While offensive players may make the highlight reels, it is defense that resonates in the AFC North and especially in Cleveland.
In just one season Pettine and defensive coordinator Jim O’Neil were able to start transforming the defense into one that has the potential to be a difference maker on Sunday afternoons. And if Pettine and offensive coordinator John DeFilippo can do something similar this season to the offense? Well, then there is no question that the rest of the league will start to see what we do in Pettine.
But we’re getting ahead of ourselves a bit, as Pettine himself knows all too well after 14 seasons on an NFL sideline
“To me, it’s on the field where we’ll be judged. We look at the moves that we made as we felt were very positive, but it’s all going to come down to ‘how does this group play together?’” Pettine said earlier this year. “It’s chemistry. It’s how do these guys fit in? How do they fit in the locker room? How do they interact with each other?
“Now, drop on top of it, too, you have a new offensive coordinator, some new faces on the offensive staff. You’re throwing a lot of new together, and I’m very interested to see how that will all hash out. We feel very positive about it, but it’s again ultimately judged on how things go in the fall.”
Are there better coaches in the NFL right now than Pettine? No question.

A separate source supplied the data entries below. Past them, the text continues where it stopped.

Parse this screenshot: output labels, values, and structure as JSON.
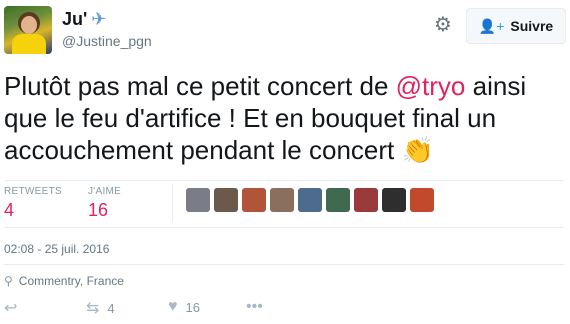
{
  "header": {
    "display_name": "Ju'",
    "handle": "@Justine_pgn",
    "follow_label": "Suivre"
  },
  "tweet": {
    "text_before": "Plutôt pas mal ce petit concert de ",
    "mention": "@tryo",
    "text_after": " ainsi que le feu d'artifice ! Et en bouquet final un accouchement pendant le concert "
  },
  "stats": {
    "retweets_label": "RETWEETS",
    "retweets_value": "4",
    "likes_label": "J'AIME",
    "likes_value": "16"
  },
  "likers": [
    {
      "name": "liker-1",
      "color": "#7a7d86"
    },
    {
      "name": "liker-2",
      "color": "#6b5a4b"
    },
    {
      "name": "liker-3",
      "color": "#b0543a"
    },
    {
      "name": "liker-4",
      "color": "#8a6f5c"
    },
    {
      "name": "liker-5",
      "color": "#4d6b8c"
    },
    {
      "name": "liker-6",
      "color": "#3f6a50"
    },
    {
      "name": "liker-7",
      "color": "#9b3a3a"
    },
    {
      "name": "liker-8",
      "color": "#2e2e2e"
    },
    {
      "name": "liker-9",
      "color": "#c24a2c"
    }
  ],
  "meta": {
    "time": "02:08 - 25 juil. 2016",
    "location": "Commentry, France"
  },
  "actions": {
    "retweet_count": "4",
    "like_count": "16"
  },
  "colors": {
    "accent": "#e0245e",
    "link_blue": "#1da1f2",
    "muted": "#657786"
  },
  "icons": {
    "badge": "airplane-icon",
    "settings": "gear-icon",
    "follow": "add-user-icon",
    "emoji": "clapping-hands-icon",
    "location": "pin-icon",
    "reply": "reply-icon",
    "retweet": "retweet-icon",
    "like": "heart-icon",
    "more": "more-icon"
  }
}
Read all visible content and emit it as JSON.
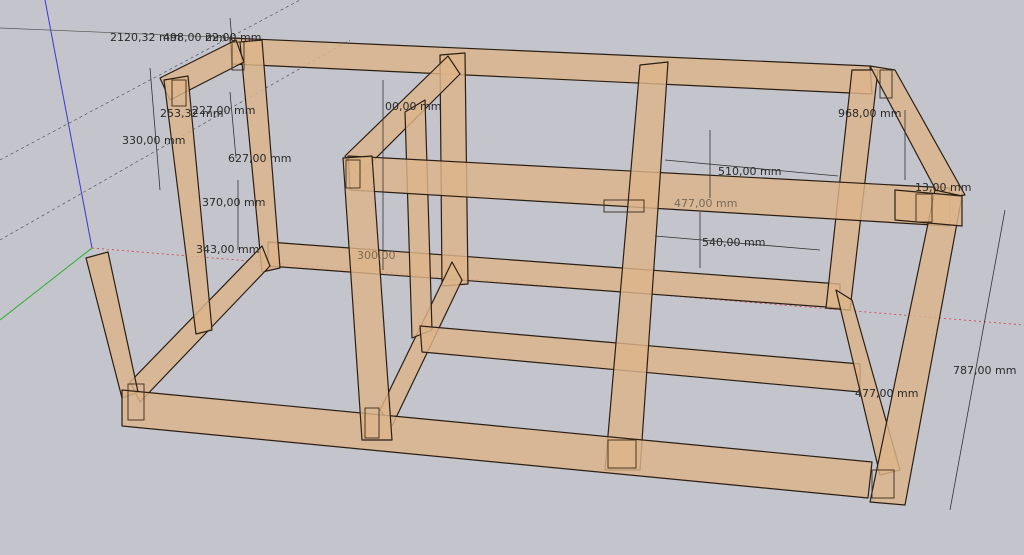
{
  "dimensions": {
    "overall_length": "2120,32 mm",
    "top_length": "498,00 mm",
    "top_small": "22,00 mm",
    "left_tab": "253,32 mm",
    "left_tab2": "227,00 mm",
    "left_height": "330,00 mm",
    "post_a": "627,00 mm",
    "post_b": "370,00 mm",
    "post_c": "343,00 mm",
    "inner_post": "00,00 mm",
    "inner_height": "300,00",
    "right_width": "968,00 mm",
    "right_small": "13,00 mm",
    "mid_span": "510,00 mm",
    "mid_depth": "477,00 mm",
    "lower_span": "540,00 mm",
    "right_lower": "477,00 mm",
    "total_height": "787,00 mm"
  },
  "colors": {
    "background": "#c4c4cc",
    "wood": "#ddb48a",
    "wood_shade": "#c99a6b",
    "edge": "#2b1f14"
  }
}
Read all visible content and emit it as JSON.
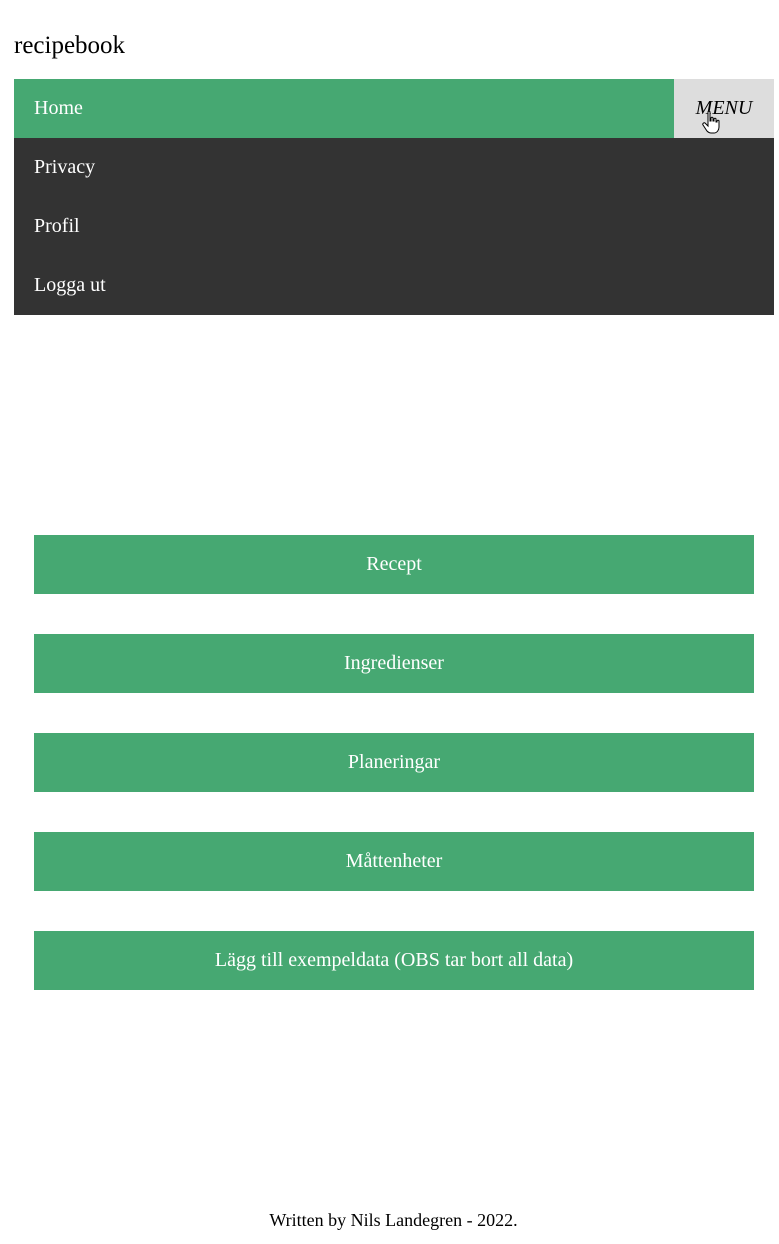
{
  "header": {
    "brand": "recipebook"
  },
  "nav": {
    "active_item": "Home",
    "menu_toggle": "MENU",
    "items": [
      {
        "label": "Privacy"
      },
      {
        "label": "Profil"
      },
      {
        "label": "Logga ut"
      }
    ]
  },
  "actions": [
    {
      "label": "Recept"
    },
    {
      "label": "Ingredienser"
    },
    {
      "label": "Planeringar"
    },
    {
      "label": "Måttenheter"
    },
    {
      "label": "Lägg till exempeldata (OBS tar bort all data)"
    }
  ],
  "footer": {
    "text": "Written by Nils Landegren - 2022."
  },
  "colors": {
    "accent": "#46a872",
    "nav_dark": "#333333",
    "menu_button": "#dddddd"
  },
  "icons": {
    "cursor": "hand-pointer-icon"
  }
}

But you would be hard pressed to find one who is a better fit for the Browns and this city.
How comfortable are you with Mike Pettine as head coach of the Browns?